Standing on the campus of Birzeit University in Ramallah (Palestine) one gets a full flavour of the beauty of Palestine as well as of its electric tension. Dryness in the hills is broken by patches of flowers. Watching me look over at the flowers, a young student approaches me and asks what I am looking at. I point to a verge of flowers – red mainly, but also purple and blue. The student says, those are shaqa’iq an-naa’manor anemones. They are dazzling. The student tells me about the tensions at the university. There are always tensions at the university. A few days before, the Israeli police had tried to enter the campus to arrest some student leaders. It is a normal situation. A warm day, beautiful flowers and the threat of violence from the Israeli authorities.
Birzeit opened in 1924, when Palestine was Palestine, as a school of girls, adding in boys two years later. Hanna Nasir, whose father and aunt founded the school, took it further after the Israeli occupation of the West Bank and made it a university in 1972. The Israeli state told Hanna Nasir that this act was ‘illegal’. There is not one piece of evidence to show that the Israelis – from 1948 to now – have been keen on the education of the Palestinian people.
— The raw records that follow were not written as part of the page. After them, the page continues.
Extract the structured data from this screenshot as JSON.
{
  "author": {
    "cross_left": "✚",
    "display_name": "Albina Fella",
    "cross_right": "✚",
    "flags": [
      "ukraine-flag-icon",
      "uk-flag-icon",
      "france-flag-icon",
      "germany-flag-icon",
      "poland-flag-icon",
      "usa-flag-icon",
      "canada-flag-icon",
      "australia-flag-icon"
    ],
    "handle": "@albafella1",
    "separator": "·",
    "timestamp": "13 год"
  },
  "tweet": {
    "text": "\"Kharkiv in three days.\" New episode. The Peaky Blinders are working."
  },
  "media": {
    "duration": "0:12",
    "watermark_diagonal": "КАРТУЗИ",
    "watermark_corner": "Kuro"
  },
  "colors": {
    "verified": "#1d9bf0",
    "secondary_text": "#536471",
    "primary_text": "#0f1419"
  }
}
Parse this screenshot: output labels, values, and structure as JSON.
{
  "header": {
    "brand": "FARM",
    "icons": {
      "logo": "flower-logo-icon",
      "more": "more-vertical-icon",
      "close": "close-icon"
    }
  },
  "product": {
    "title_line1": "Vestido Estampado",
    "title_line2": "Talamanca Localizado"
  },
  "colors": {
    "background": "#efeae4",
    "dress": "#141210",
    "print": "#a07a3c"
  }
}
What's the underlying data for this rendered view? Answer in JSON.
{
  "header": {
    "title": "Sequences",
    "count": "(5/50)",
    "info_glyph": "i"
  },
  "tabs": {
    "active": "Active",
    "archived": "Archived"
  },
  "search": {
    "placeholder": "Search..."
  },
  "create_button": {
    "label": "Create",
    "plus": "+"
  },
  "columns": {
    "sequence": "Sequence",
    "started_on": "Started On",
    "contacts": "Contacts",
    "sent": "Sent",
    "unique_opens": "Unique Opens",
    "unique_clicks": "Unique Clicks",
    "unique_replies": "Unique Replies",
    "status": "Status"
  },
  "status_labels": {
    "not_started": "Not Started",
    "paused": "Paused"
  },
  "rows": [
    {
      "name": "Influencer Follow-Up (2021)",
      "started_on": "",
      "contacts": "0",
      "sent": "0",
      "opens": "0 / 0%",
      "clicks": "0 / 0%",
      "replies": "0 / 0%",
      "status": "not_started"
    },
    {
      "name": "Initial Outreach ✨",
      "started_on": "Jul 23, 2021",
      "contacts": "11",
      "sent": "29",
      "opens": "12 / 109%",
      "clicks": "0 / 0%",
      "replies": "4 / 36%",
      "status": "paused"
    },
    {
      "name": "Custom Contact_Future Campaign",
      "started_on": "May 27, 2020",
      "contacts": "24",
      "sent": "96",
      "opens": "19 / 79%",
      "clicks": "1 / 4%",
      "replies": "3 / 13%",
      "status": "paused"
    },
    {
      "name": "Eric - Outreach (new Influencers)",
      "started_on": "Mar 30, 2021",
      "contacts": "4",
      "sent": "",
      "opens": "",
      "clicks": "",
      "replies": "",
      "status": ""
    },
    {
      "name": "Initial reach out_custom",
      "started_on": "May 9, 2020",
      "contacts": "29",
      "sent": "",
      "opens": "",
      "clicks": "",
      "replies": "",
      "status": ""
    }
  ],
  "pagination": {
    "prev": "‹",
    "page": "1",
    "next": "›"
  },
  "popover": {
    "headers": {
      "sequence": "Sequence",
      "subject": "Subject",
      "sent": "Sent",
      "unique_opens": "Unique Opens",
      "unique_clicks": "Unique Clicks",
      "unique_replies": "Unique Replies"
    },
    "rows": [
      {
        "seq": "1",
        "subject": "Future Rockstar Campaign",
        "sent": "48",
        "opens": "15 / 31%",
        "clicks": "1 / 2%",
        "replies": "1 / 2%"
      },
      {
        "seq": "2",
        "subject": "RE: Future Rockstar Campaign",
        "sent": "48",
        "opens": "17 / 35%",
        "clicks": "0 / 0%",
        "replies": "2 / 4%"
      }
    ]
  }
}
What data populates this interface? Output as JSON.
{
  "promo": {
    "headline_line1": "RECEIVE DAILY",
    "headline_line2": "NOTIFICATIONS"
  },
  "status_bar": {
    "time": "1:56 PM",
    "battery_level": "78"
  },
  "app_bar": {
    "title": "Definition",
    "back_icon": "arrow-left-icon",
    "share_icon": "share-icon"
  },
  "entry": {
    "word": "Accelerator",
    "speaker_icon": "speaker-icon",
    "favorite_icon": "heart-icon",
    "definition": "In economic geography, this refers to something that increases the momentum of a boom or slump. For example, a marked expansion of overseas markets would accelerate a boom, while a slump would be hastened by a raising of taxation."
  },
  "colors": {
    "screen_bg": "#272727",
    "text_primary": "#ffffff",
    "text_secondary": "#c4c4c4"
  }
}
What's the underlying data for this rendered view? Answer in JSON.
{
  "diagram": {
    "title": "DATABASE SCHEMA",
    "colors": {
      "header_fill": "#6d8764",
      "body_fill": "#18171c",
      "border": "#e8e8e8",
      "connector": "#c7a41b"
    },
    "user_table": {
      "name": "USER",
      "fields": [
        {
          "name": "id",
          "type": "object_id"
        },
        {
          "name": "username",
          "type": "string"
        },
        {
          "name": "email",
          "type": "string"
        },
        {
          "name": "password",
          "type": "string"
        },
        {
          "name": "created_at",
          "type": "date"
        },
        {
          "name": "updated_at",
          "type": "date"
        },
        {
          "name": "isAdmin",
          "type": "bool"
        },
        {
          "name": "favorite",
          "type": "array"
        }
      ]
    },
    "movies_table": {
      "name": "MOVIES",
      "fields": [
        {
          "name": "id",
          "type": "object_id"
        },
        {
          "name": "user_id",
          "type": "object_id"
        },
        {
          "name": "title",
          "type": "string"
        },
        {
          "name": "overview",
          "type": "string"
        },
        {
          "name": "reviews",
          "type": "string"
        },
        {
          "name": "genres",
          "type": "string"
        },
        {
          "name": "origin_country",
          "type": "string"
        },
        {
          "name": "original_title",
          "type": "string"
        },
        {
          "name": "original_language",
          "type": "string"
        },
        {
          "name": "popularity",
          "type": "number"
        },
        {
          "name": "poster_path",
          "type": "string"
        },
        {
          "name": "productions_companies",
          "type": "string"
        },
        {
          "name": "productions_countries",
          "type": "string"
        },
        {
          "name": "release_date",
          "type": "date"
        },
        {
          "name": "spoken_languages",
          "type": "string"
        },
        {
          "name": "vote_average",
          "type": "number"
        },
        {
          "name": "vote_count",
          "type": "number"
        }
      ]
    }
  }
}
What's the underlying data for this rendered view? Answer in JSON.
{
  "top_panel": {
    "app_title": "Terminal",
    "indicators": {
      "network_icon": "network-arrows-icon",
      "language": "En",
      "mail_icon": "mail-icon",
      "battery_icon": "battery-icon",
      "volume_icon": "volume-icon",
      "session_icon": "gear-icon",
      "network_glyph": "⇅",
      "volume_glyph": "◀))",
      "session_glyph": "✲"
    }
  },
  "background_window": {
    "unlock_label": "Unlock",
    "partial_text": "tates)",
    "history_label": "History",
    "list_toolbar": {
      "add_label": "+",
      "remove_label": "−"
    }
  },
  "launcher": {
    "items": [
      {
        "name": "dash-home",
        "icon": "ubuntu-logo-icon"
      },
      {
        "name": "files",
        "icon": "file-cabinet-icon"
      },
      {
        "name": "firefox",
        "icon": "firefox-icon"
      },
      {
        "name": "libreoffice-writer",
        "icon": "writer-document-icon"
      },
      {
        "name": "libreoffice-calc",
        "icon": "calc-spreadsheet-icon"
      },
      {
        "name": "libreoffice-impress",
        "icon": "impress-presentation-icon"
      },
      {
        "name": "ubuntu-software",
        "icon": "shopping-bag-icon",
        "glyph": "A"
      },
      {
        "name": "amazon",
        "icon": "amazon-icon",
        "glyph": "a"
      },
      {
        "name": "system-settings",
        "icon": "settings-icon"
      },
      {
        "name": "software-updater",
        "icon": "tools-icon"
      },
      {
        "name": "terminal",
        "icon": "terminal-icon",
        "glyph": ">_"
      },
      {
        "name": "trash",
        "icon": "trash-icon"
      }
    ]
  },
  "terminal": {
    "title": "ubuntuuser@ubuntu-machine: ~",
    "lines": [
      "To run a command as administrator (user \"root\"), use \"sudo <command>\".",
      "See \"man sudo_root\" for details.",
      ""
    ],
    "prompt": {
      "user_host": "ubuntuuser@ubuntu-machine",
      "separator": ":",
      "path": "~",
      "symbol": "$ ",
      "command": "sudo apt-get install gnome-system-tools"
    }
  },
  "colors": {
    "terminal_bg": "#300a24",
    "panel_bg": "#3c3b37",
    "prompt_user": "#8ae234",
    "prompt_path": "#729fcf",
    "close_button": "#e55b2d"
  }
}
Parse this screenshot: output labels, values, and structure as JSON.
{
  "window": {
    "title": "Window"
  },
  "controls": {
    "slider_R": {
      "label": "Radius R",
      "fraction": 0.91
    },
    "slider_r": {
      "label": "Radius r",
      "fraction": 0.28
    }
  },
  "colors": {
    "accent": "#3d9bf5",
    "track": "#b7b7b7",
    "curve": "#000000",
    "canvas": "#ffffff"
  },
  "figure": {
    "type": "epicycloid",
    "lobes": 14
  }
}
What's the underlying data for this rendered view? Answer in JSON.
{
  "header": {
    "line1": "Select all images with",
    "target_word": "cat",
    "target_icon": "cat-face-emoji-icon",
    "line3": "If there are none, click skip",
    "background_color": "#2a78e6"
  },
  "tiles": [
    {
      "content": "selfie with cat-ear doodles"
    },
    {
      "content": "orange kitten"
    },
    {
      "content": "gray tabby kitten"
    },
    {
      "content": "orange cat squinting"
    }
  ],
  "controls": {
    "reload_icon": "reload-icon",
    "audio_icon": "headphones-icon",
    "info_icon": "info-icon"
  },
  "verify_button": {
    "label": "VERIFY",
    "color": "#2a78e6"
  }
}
Birzeit University, the most prestigious of the Palestinian schools and of its institutions, has been under military threat from then till now.
But, as the Palestinian intellectual Edward Said wrote in…